**Task goal:**
Check every line of the records below for the string "kind" and copy the ones that have it.
· · · · ·
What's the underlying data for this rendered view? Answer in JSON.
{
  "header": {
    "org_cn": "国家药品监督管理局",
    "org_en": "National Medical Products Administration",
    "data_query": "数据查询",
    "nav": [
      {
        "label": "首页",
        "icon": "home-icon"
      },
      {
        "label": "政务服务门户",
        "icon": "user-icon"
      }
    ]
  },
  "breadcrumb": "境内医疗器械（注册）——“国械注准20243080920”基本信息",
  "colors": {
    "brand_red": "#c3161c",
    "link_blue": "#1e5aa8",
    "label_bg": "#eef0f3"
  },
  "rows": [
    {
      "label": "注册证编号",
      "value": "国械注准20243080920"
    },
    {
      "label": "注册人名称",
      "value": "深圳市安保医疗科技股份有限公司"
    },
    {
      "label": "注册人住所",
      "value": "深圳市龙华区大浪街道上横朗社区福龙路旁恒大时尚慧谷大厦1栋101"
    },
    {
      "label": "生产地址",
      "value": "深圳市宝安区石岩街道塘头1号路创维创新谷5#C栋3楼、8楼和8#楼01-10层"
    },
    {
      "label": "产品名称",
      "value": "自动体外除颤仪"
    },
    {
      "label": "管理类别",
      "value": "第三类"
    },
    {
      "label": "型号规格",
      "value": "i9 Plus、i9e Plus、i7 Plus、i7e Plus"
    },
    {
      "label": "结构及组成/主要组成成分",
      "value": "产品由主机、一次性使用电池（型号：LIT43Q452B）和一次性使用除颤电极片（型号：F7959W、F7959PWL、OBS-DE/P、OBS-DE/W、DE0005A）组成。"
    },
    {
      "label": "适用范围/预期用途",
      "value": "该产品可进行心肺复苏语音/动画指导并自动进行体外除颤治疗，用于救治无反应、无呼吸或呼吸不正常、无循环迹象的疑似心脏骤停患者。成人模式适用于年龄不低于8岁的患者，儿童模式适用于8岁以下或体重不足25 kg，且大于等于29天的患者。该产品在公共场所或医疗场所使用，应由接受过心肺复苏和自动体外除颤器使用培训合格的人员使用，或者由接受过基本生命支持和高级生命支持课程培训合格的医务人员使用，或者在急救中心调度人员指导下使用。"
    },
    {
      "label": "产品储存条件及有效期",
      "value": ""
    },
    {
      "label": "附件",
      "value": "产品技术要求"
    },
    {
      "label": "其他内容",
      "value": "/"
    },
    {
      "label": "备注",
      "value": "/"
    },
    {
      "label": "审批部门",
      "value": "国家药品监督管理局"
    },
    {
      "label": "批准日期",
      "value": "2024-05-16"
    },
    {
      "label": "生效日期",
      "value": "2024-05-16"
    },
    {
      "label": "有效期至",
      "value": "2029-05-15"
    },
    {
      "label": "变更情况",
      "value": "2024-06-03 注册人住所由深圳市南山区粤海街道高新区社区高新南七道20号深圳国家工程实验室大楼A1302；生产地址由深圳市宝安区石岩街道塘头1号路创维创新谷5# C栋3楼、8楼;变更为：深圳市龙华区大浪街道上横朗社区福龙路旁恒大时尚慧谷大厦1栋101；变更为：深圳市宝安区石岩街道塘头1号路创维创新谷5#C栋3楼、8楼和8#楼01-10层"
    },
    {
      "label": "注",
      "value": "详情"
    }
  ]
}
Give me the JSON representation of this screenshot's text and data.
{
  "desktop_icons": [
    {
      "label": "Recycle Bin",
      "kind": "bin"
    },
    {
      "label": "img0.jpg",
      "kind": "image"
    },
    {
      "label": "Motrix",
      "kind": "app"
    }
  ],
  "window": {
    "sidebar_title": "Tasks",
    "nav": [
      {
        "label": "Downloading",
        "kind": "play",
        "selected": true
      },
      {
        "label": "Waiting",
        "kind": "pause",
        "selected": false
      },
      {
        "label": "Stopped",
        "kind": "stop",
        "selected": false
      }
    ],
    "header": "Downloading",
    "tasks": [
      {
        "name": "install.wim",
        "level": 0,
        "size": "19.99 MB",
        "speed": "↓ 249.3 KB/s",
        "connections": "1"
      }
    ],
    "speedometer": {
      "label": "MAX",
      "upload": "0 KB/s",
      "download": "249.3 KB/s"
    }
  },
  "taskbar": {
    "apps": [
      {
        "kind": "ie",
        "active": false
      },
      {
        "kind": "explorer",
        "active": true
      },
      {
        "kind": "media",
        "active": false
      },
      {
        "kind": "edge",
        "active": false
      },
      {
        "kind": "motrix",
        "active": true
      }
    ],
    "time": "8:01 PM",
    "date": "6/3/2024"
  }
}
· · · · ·
**Exercise answer:**
      "kind": "bin"
      "kind": "image"
      "kind": "app"
        "kind": "play",
        "kind": "pause",
        "kind": "stop",
        "kind": "ie",
        "kind": "explorer",
        "kind": "media",
        "kind": "edge",
        "kind": "motrix",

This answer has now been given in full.